Community engagement is dead
All things come and go and especially in the world of professional helping (otherwise known as “consulting”). I’ve been around the world of enghagement and consultation long enough that I have seen various names for this work: focus groups, advisory groups, public participation, consultation and now community engagement.
Mostlyover all those years, my practice and the practice of the field in general has gone from monolithic broadcasting of ideas to “tell and sell” consultation to much more complex dialogue based work. And now I think I and we are coming to a more seismic shift in how community is engaged. Since the dawn of the social web, citizens and stakeholders have been able to access as much or more information than proponents of engagement projects. It is wise when planning these kinds of things to assume now that your audience and your advisors know more than you do. it was always the case but now it is much more evident.
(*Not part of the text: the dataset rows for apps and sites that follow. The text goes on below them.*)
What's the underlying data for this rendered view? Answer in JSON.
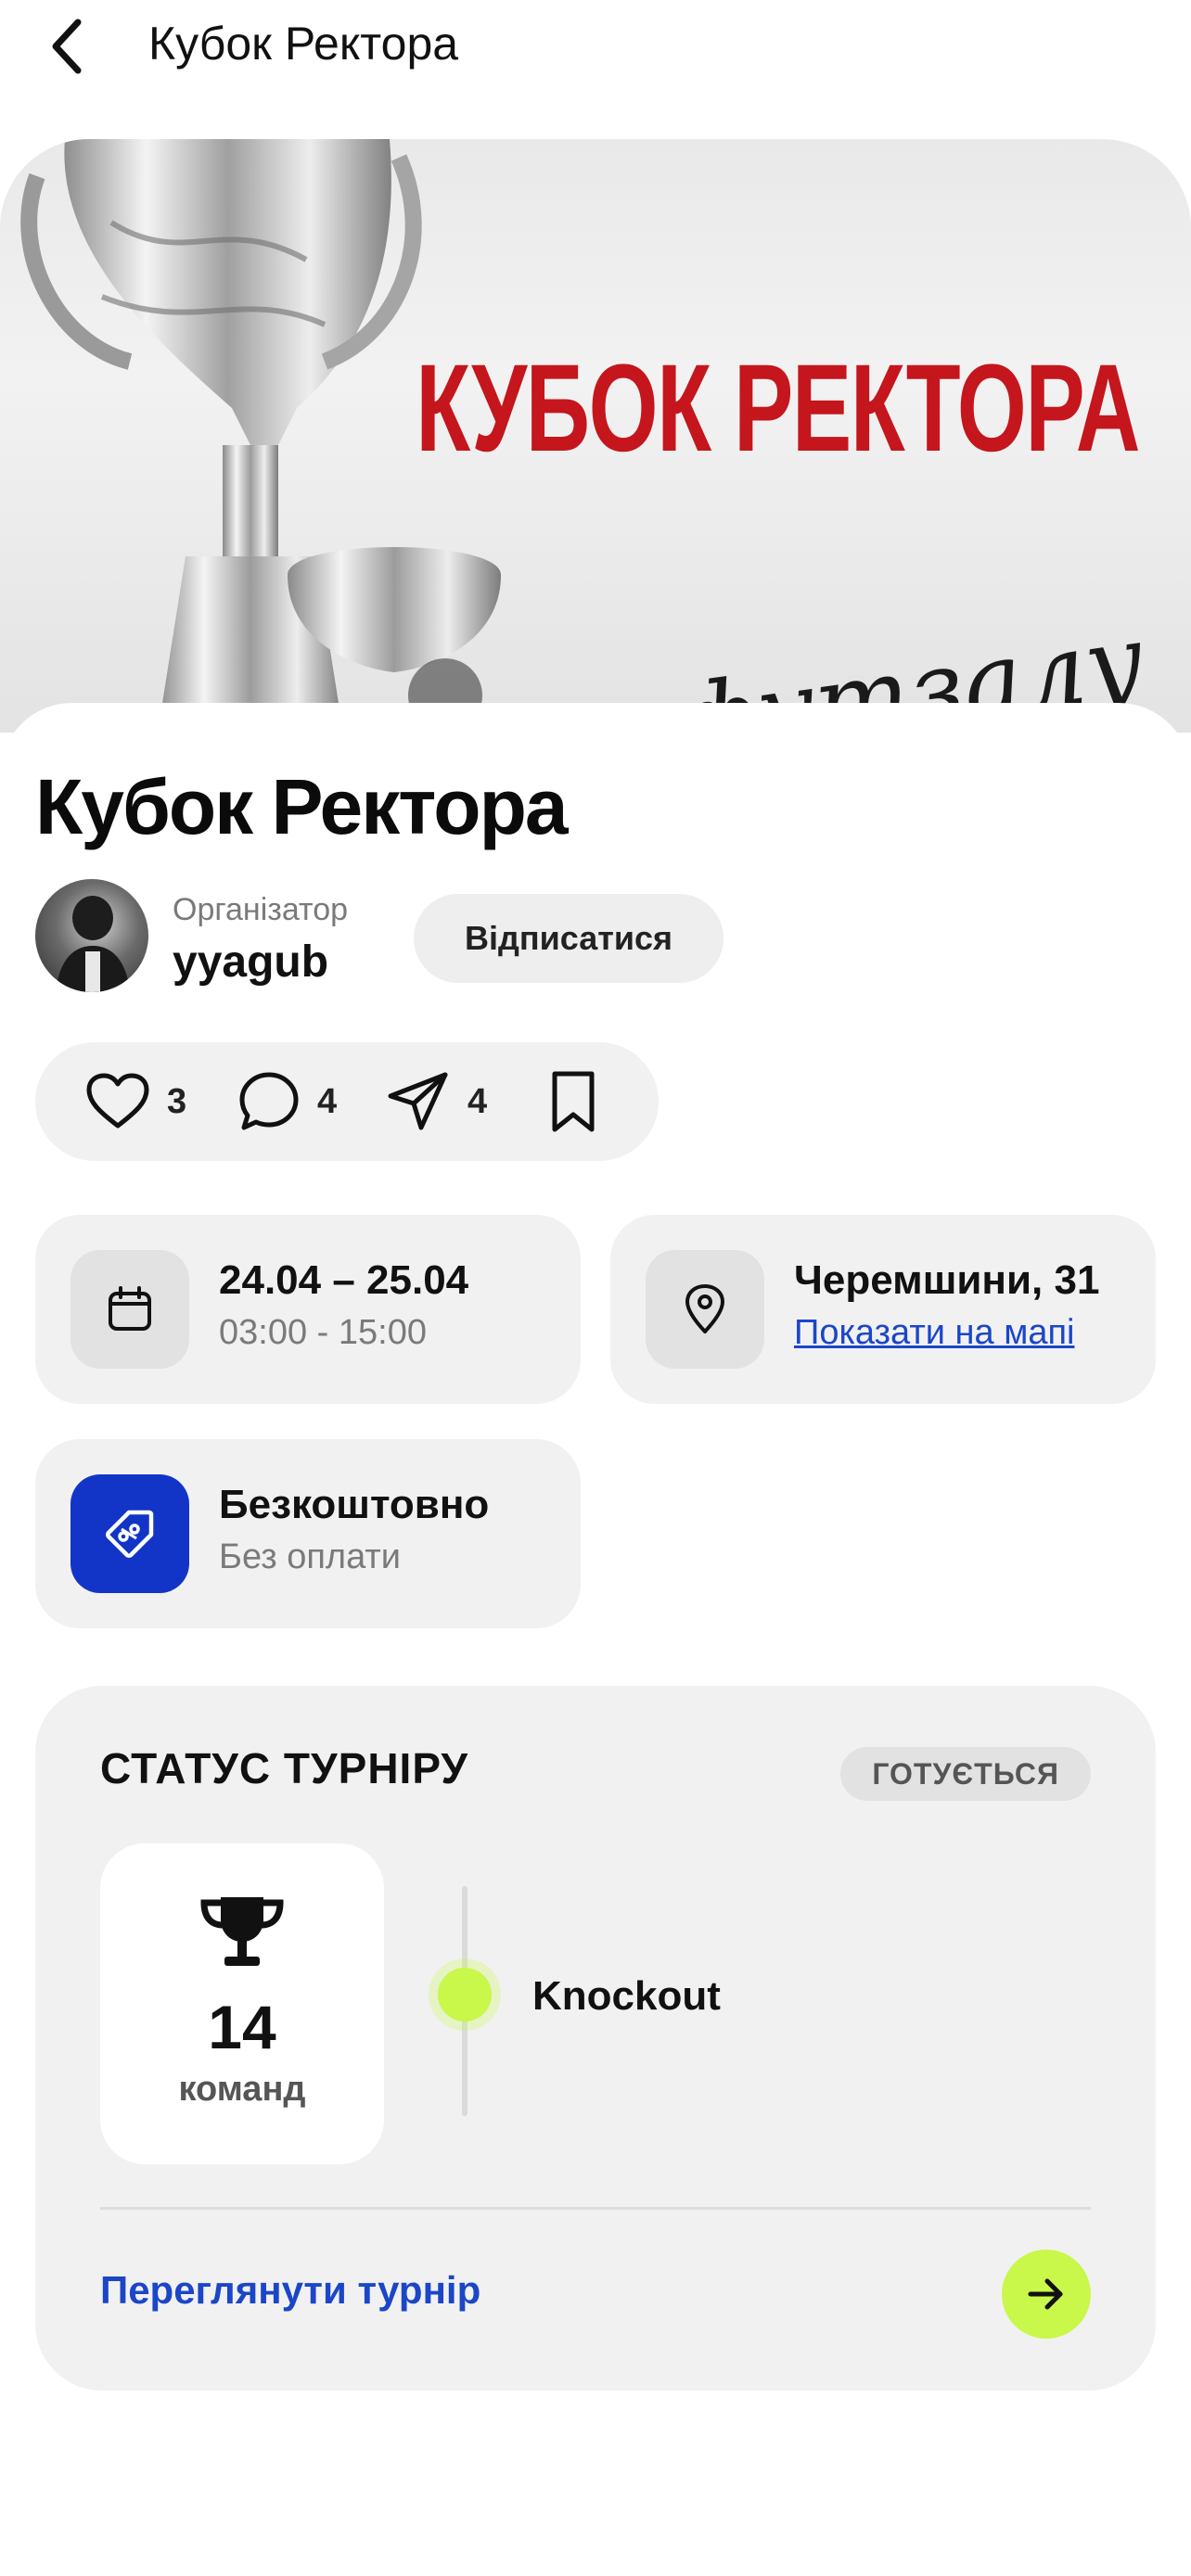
{
  "header": {
    "title": "Кубок Ректора"
  },
  "hero": {
    "title": "КУБОК РЕКТОРА",
    "subtitle": "з футзалу"
  },
  "event": {
    "title": "Кубок Ректора"
  },
  "organizer": {
    "label": "Організатор",
    "name": "yyagub",
    "unsubscribe_label": "Відписатися"
  },
  "actions": {
    "likes": "3",
    "comments": "4",
    "shares": "4"
  },
  "date": {
    "range": "24.04 – 25.04",
    "time": "03:00 - 15:00"
  },
  "location": {
    "address": "Черемшини, 31",
    "map_link": "Показати на мапі"
  },
  "price": {
    "title": "Безкоштовно",
    "subtitle": "Без оплати"
  },
  "status": {
    "title": "СТАТУС ТУРНІРУ",
    "badge": "ГОТУЄТЬСЯ",
    "teams_count": "14",
    "teams_label": "команд",
    "stage": "Knockout",
    "view_link": "Переглянути турнір"
  },
  "colors": {
    "accent_blue": "#1b46c8",
    "lime": "#c9f74a",
    "hero_red": "#c4161c",
    "tile_bg": "#f1f1f1",
    "price_icon_bg": "#1235c7"
  },
  "icons": [
    "back-icon",
    "heart-icon",
    "comment-icon",
    "send-icon",
    "bookmark-icon",
    "calendar-icon",
    "location-pin-icon",
    "price-tag-icon",
    "trophy-icon",
    "arrow-right-icon"
  ]
}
And so it is occurring to me, after working with some boundary pushers on this stuff that we are at the point where the term “community engagement” is now redundant. If you have community, you don’t need to do engagement. And if you have engagement, you have community.
My friend Tim Merry has taken to saying that we can’t do community engagement we can only do community. Or not. I think this is a compelling idea. Engagement is meaningless now as a term. We are seeking real community, a genuine sense of being in this together. Whether it is public policy or building infrastructure you have the choice to do it to people or do it with people. Just using the word “engagement” is not enough.
Time to put real power behind the idea of community.